I have been moved to tears only four (or maybe 5) times while listening to opera. The first three were Si, Mi Chiamano Mimi with Victoria De Los Angeles, and Che Gelida Manina with Jussi Björling, and D’Amor Sull’Ali Rosee with Zinka Milanov. The fourth recording is in this section: Con Onor Muore with Victoria De Los Angeles. You will hear that when she sings, “Guarda Ben,” at the end of this recording, it will send chills through your spine. It is sad, dramatic, and extremely moving. It is the last scene of Madama Butterfly where Butterfly sees the child that her and her husband had together for the last time. Her husband is running halfway across the world with her child, and another woman. “Guarda Ben,” means roughly “look well,” in which she is saying to her child, “look well, because you will never see me again.” She then commits suicide. The other dramatic parts after this – respectively – are when Romeo attacks Mercutio for having killed Tybalt, when Luigi tells his lover that he will kill her and make an ornament out of her heart if he ever leaves her, when a clown during a play violently denounces his wife for infidelity being that this play mimics real life, as Don Jose tells Carmen (after she tears his life apart in order to have him), that if he can’t have her, no one will, and when Don Carlo convinces Don Alvaro (a priest) to duel to the death. If you want emotionally exciting music. You have found it.
Open this playlist in spotify, here.
The exact clips I prepared for the recordings I list here are Il Tabarro – 1:59-3:20, Romeo et Juliette – 6:11-7:25, Madama Butterfly – 1:46-2:48, La Forza Del Destino – 5:43-7:43, and Carmen – 7:48-10:12.
Here Luigi -in the middle of an affair – tells his lover that if she ever leaves him, he will kill her and make an ornament out of her heart. Placido does a very good job of rendering the scene. Think you have seen jealousy before?
Raoul Jobin’s high notes here have a crazy resonance to them that is unlike what I have heard from most other singers. Here, he violently denounces Mercutio for having killed Tybalt. One of my friends told me that Raoul Join only had three fingers on one hand. I think he told me that he lost some of them in a war.
This is the recording that made me cry before and then stare at the wall. If you didn’t read about this in the introduction to this post, definitely check it out.
Here, the tenor screams, “un brando (a sword),” as Don Carlo convinces him to duel to the death to avenge his father’s death. This is from my favorite opera.

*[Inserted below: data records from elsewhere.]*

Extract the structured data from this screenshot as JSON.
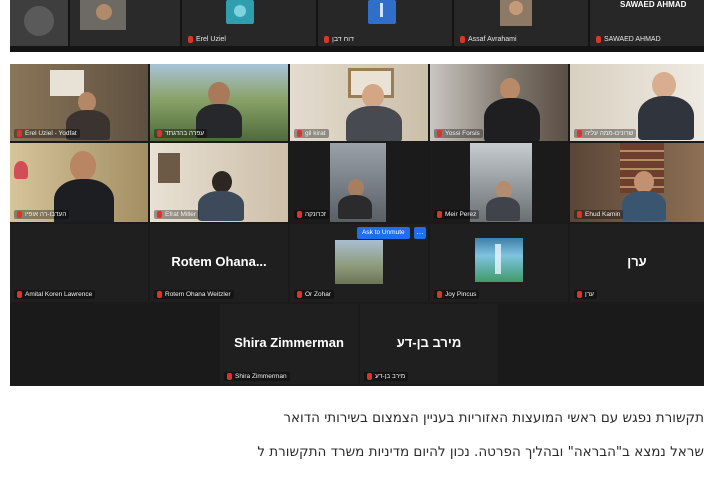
{
  "top_strip": {
    "tiles": [
      {
        "name": "",
        "bg": "#4a4a4a"
      },
      {
        "name": "Erel Uziel",
        "bg": "#2b2b2b"
      },
      {
        "name": "דוח דבן",
        "bg": "#2b2b2b"
      },
      {
        "name": "Assaf Avrahami",
        "bg": "#2b2b2b"
      },
      {
        "name": "SAWAED AHMAD",
        "bg": "#2b2b2b"
      }
    ],
    "banner_text": "SAWAED AHMAD"
  },
  "gallery": {
    "row1": [
      {
        "name": "Erel Uziel - Yodfat",
        "bg": "#6b5b45"
      },
      {
        "name": "עפרה בהדגתד",
        "bg": "#6e8a55"
      },
      {
        "name": "gil kirat",
        "bg": "#c9b8a0"
      },
      {
        "name": "Yossi Forsis",
        "bg": "#8e8a86"
      },
      {
        "name": "שרונים-ממה עליה",
        "bg": "#cfc8bb"
      }
    ],
    "row2": [
      {
        "name": "העדבו-רה אופיו",
        "bg": "#b9a57d"
      },
      {
        "name": "Efrat Miller",
        "bg": "#d7cfc3"
      },
      {
        "name": "זכרונקה",
        "bg": "#7f8186"
      },
      {
        "name": "Meir Perez",
        "bg": "#8a8e92"
      },
      {
        "name": "Ehud Kamin",
        "bg": "#5d4b3c"
      }
    ],
    "row3": [
      {
        "name": "Amital Koren Lawrence",
        "big": ""
      },
      {
        "name": "Rotem Ohana Weitzler",
        "big": "Rotem  Ohana..."
      },
      {
        "name": "Or Zohar",
        "big": ""
      },
      {
        "name": "Joy Pincus",
        "big": ""
      },
      {
        "name": "ערן",
        "big": "ערן"
      }
    ],
    "row4": [
      {
        "name": "Shira Zimmerman",
        "big": "Shira Zimmerman"
      },
      {
        "name": "מירב בן-דע",
        "big": "מירב בן-דע"
      }
    ],
    "unmute_label": "Ask to Unmute",
    "more_label": "…"
  },
  "article": {
    "line1": "תקשורת נפגש עם ראשי המועצות האזוריות בעניין הצמצום בשירותי הדואר",
    "line2": "שראל נמצא ב\"הבראה\" ובהליך הפרטה. נכון להיום מדיניות משרד התקשורת ל"
  }
}
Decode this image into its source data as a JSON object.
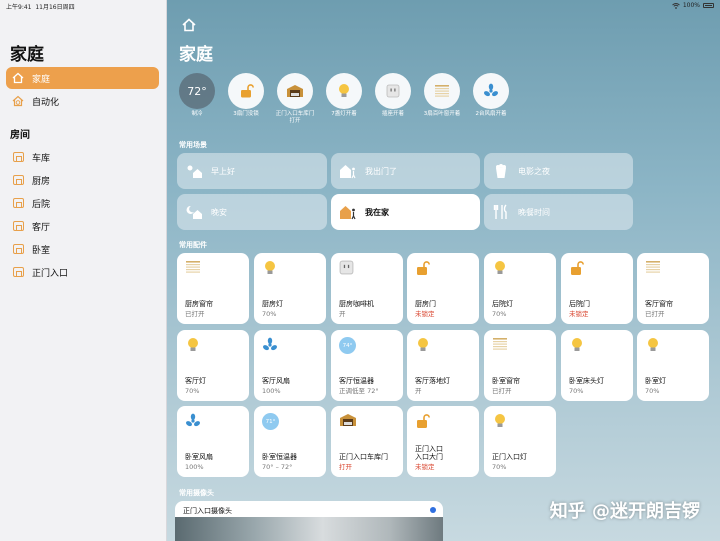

This is one of the most exciting scenes of the opera. The script (known more often as the libretto) is very well written in this opera. This is the scene where the play and reality converge as a clown is denouncing his wife for infidelity before a crowd that thinks it is only part of the play, not real life. His first sentence is, “No Pagliaccio non son! Se il viso e pallido, e di vergognia e smania di vendetta!” This means, “No, I am not a clown! If my face is white it is from shame and a thirst for vengeance!”
Carmen was a bad woman. She seduced Don Jose to leave everything for her, and once he did, she threw him in the garage and went after another man. He screams for her to go off with him. She refuses, and being that he can’t stand it any longer, he takes her life. I went through tons of recordings, and I found that Gigli renders the high note the best, and that he acts the part very voraciously. However, in the original French, the high note doesn’t fall on Carmen’s name, but rather the word, “Demon.” Don Jose really tells Carmen what he thinks of her. She did some bad things. Although it is funny. She said that those who don’t fall in her hands intrigue her. She couldn’t get me in her hands if she tried! The Bible does say not even to walk down the street of a temptress.